The public hall.

Likewise, the murals continued to excite discussion. It had been explained in January 1876 that paintings on the wall panels in the public hall would be commissioned, and the suggested theme at this point was "the pastimes of England." They were to be painted at a very reasonable price of £150 per panel by Henry Stacy Marks, then painting murals at Eaton Hall. However, Marks withdrew when his work was not definitely accepted. Frederic Shields and Ford Madox Brown, one of the great Pre-Raphaelite painters of the day, by June 1877 had agreed to undertake the work. In August a deputation from the Manchester Academy of Fine Arts pressed that the murals, apart from those in the public hall, should be done by Lancashire artists and that the artist J.D. Watson should oversee the work. Waterhouse considered their intervention "rude and uncalled for," and Brown’s reaction was even more hostile and offensive: "It was one thing for us to work in company with some of the finest artists in the country, and another to form part of the group of nobodies such as there was talk of giving the rest to.... Waterhouse agreed to state to the committee that should they insist on giving the other rooms to these Manchester beginners it was likely I would refuse to co-operate" (Trueherz 169-71).

The public hall murals were not begun until April 1879. Shields withdrew and Brown carried on the work until 1893; the twelve panels of the public hall became the most famous of the wall-paintings. The work in some other rooms was never achieved, despite Waterhouse’s dogged campaigning almost to the end of his professional career; he was still writing to the mayor about it as late as 1895. Brown agreed to do all twelve panels in the public hall at an initial cost of £275 each, which was raised to £375 by the council in 1884, when Abel argued that his work, considered to be very good indeed, had been undervalued, and that there were difficulties created by the usage of the building and the inconvenience of the public peeping in. An attempt was made to give the artist some privacy by the erection of a canvas booth around him which he said he found "very comfortable" (Manchester Courier 5 January 1884; Treuherz 177).

The Opening of the Bridgewater Canal.
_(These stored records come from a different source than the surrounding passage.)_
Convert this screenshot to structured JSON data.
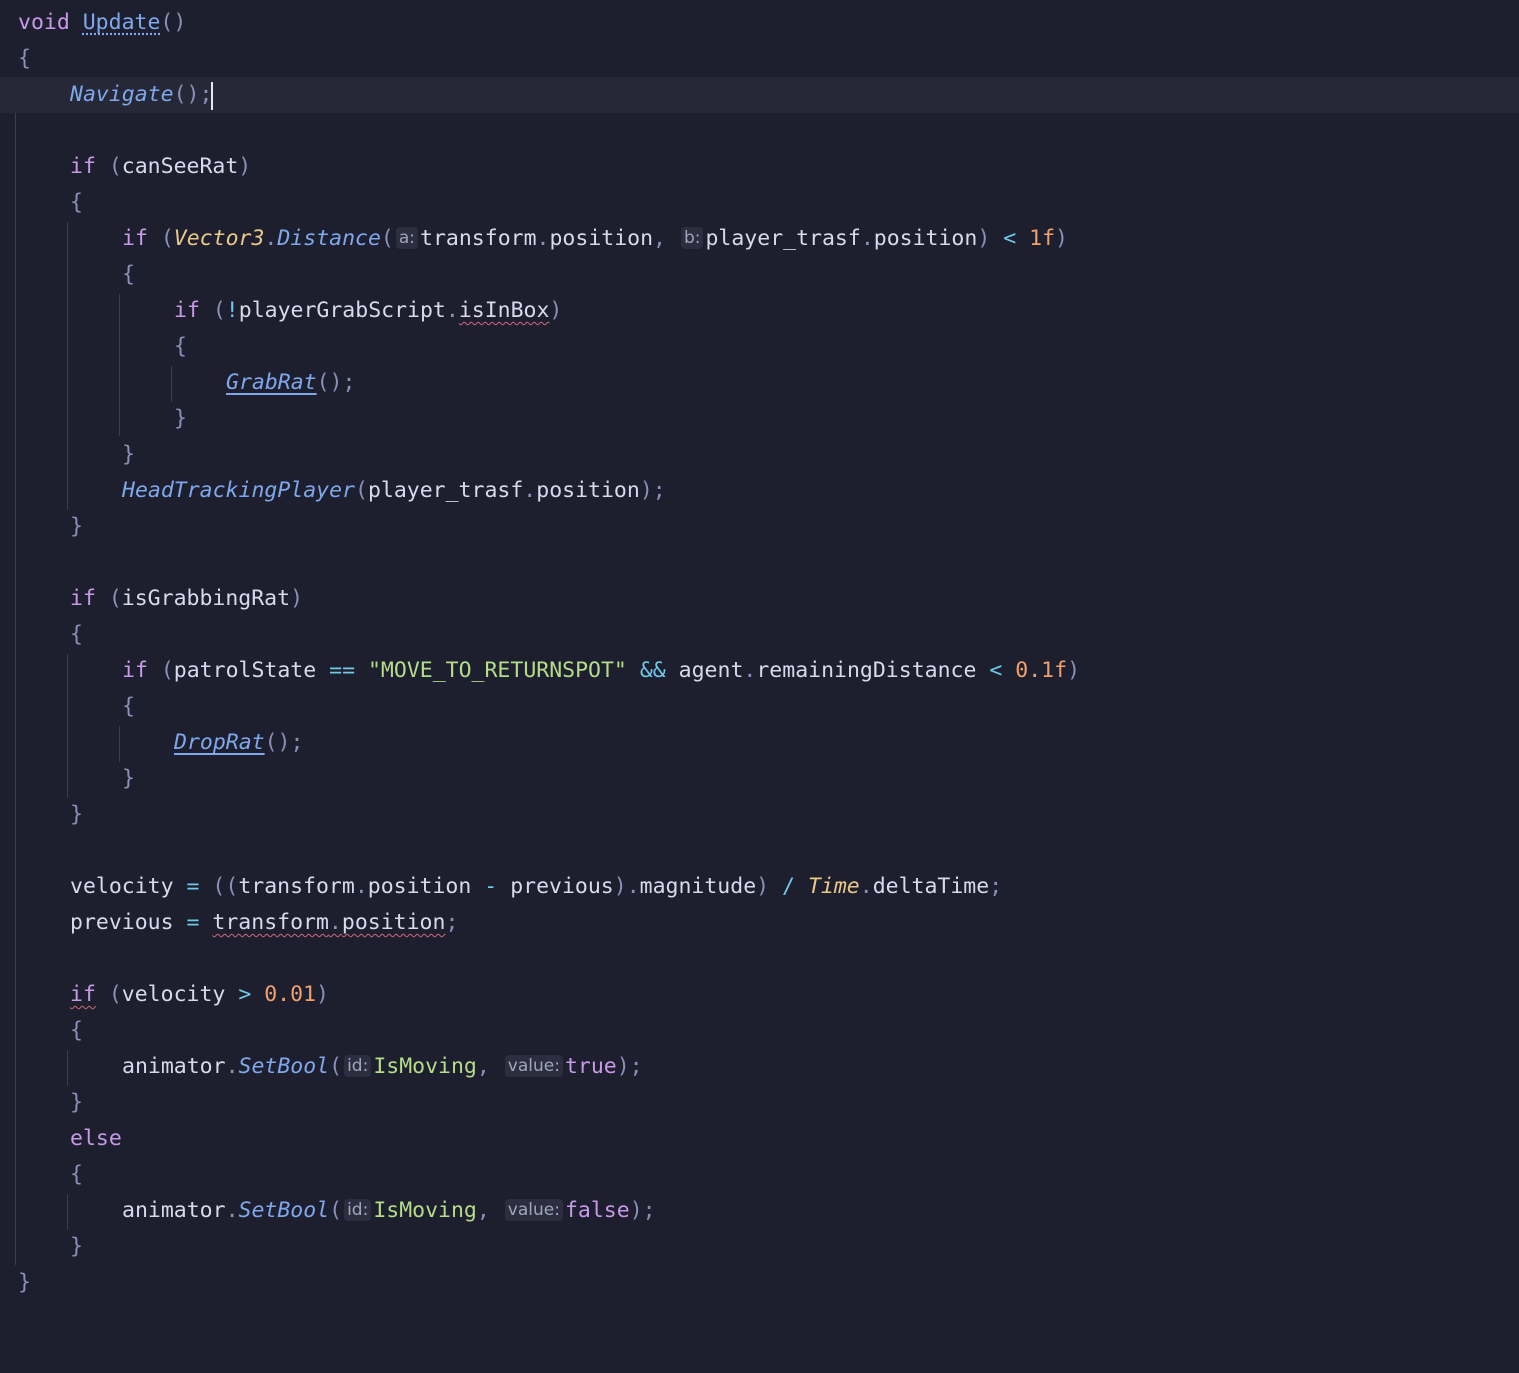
{
  "code": {
    "kw_void": "void",
    "method_name": "Update",
    "open_brace": "{",
    "close_brace": "}",
    "kw_if": "if",
    "kw_else": "else",
    "kw_true": "true",
    "kw_false": "false",
    "navigate_fn": "Navigate",
    "can_see_rat": "canSeeRat",
    "vector3": "Vector3",
    "distance_fn": "Distance",
    "hint_a": "a:",
    "hint_b": "b:",
    "transform": "transform",
    "position": "position",
    "player_trasf": "player_trasf",
    "one_f": "1f",
    "player_grab_script": "playerGrabScript",
    "is_in_box": "isInBox",
    "grab_rat_fn": "GrabRat",
    "head_tracking_fn": "HeadTrackingPlayer",
    "is_grabbing_rat": "isGrabbingRat",
    "patrol_state": "patrolState",
    "return_spot_str": "\"MOVE_TO_RETURNSPOT\"",
    "agent": "agent",
    "remaining_distance": "remainingDistance",
    "point_one_f": "0.1f",
    "drop_rat_fn": "DropRat",
    "velocity": "velocity",
    "previous": "previous",
    "magnitude": "magnitude",
    "time_type": "Time",
    "delta_time": "deltaTime",
    "zero_point_zero_one": "0.01",
    "animator": "animator",
    "set_bool_fn": "SetBool",
    "hint_id": "id:",
    "hint_value": "value:",
    "is_moving": "IsMoving"
  }
}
The subjects were supposedly celebrating Manchester’s proud history, but in some cases the "history" was more mythological than factual, as W.E.A. Axon was at pains to point out. Brown, a radical sympathiser, had hoped that Peterloo would form the climax of the series, but this was quashed by the Decorations and Furnishings Sub-committee and the opening of the Bridgewater Canal was substituted. It is not recorded how Abel and his allies felt about the omission of one of the fundamental events of radical Manchester. Even Brown’s handling of the new topic did not please some of the council, because as a populist he focused overmuch on the bargee’s wife and children. Some panels were not related directly to Manchester’s history – the baptism of Edwin took place in York, but it was used to show the Christian heritage of the city. The council were unaware, according to Joseph Thompson who played a big part in overseeing the work, that the last panel painted, Bradshaw’s Civil War defence of Manchester, was executed after Brown had suffered a stroke and lost the use of his right hand. The work lasted in total fourteen years; it was Brown’s last big commission and he died soon after completing it in 1893, much affected by criticisms of the murals. He was not to know that his murals "may have established the city fathers as 'admired leaders of public art patronage' (Balshaw)." [181-183]

Links to related material


Treuherz, Julian. "Ford Madox Brown and the Manchester Murals." In Art and Architecture in Victorian Manchester. Ed. John H. G. Archer. Manchester: Manchester University Press, 1986. pp. 169–71.

Williams, Joanna M. Manchester's Radical Mayor, Abel Heywood: The Man Who Built the Town Hall. Stroud, Glos.: The History Press, 2017.

Created 15 April 2020